*Exercise objective:* I'd like the entries repeated exactly, without their pictures.

*Dataset rows for apps and sites:*
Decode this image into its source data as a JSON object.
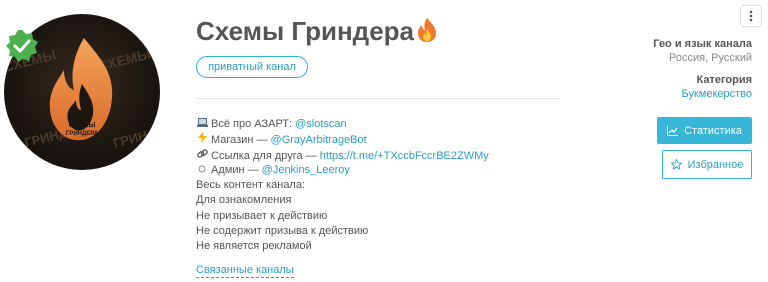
{
  "channel": {
    "title": "Схемы Гриндера",
    "privacy_badge": "приватный канал",
    "avatar_text": "СХЕМЫ ГРИНДЕРА",
    "description": [
      {
        "icon": "laptop-icon",
        "prefix": "Всё про АЗАРТ: ",
        "link": "@slotscan"
      },
      {
        "icon": "lightning-icon",
        "prefix": "Магазин — ",
        "link": "@GrayArbitrageBot"
      },
      {
        "icon": "link-icon",
        "prefix": "Ссылка для друга — ",
        "link": "https://t.me/+TXccbFccrBE2ZWMy"
      },
      {
        "icon": "circle-icon",
        "prefix": "Админ — ",
        "link": "@Jenkins_Leeroy"
      },
      {
        "text": "Весь контент канала:"
      },
      {
        "text": "Для ознакомления"
      },
      {
        "text": "Не призывает к действию"
      },
      {
        "text": "Не содержит призыва к действию"
      },
      {
        "text": "Не является рекламой"
      }
    ],
    "related_link": "Связанные каналы"
  },
  "sidebar": {
    "geo_label": "Гео и язык канала",
    "geo_value": "Россия, Русский",
    "category_label": "Категория",
    "category_value": "Букмекерство",
    "stats_button": "Статистика",
    "favorite_button": "Избранное"
  },
  "colors": {
    "accent": "#38b6d8",
    "link": "#2a9fc0",
    "verified": "#4caf50",
    "fire": "#f0782c"
  }
}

*Result of this exercise:*
Decode this image into its source data as a JSON object.
{
  "channel": {
    "title": "Схемы Гриндера",
    "privacy_badge": "приватный канал",
    "avatar_text": "СХЕМЫ ГРИНДЕРА",
    "description": [
      {
        "icon": "laptop-icon",
        "prefix": "Всё про АЗАРТ: ",
        "link": "@slotscan"
      },
      {
        "icon": "lightning-icon",
        "prefix": "Магазин — ",
        "link": "@GrayArbitrageBot"
      },
      {
        "icon": "link-icon",
        "prefix": "Ссылка для друга — ",
        "link": "https://t.me/+TXccbFccrBE2ZWMy"
      },
      {
        "icon": "circle-icon",
        "prefix": "Админ — ",
        "link": "@Jenkins_Leeroy"
      },
      {
        "text": "Весь контент канала:"
      },
      {
        "text": "Для ознакомления"
      },
      {
        "text": "Не призывает к действию"
      },
      {
        "text": "Не содержит призыва к действию"
      },
      {
        "text": "Не является рекламой"
      }
    ],
    "related_link": "Связанные каналы"
  },
  "sidebar": {
    "geo_label": "Гео и язык канала",
    "geo_value": "Россия, Русский",
    "category_label": "Категория",
    "category_value": "Букмекерство",
    "stats_button": "Статистика",
    "favorite_button": "Избранное"
  },
  "colors": {
    "accent": "#38b6d8",
    "link": "#2a9fc0",
    "verified": "#4caf50",
    "fire": "#f0782c"
  }
}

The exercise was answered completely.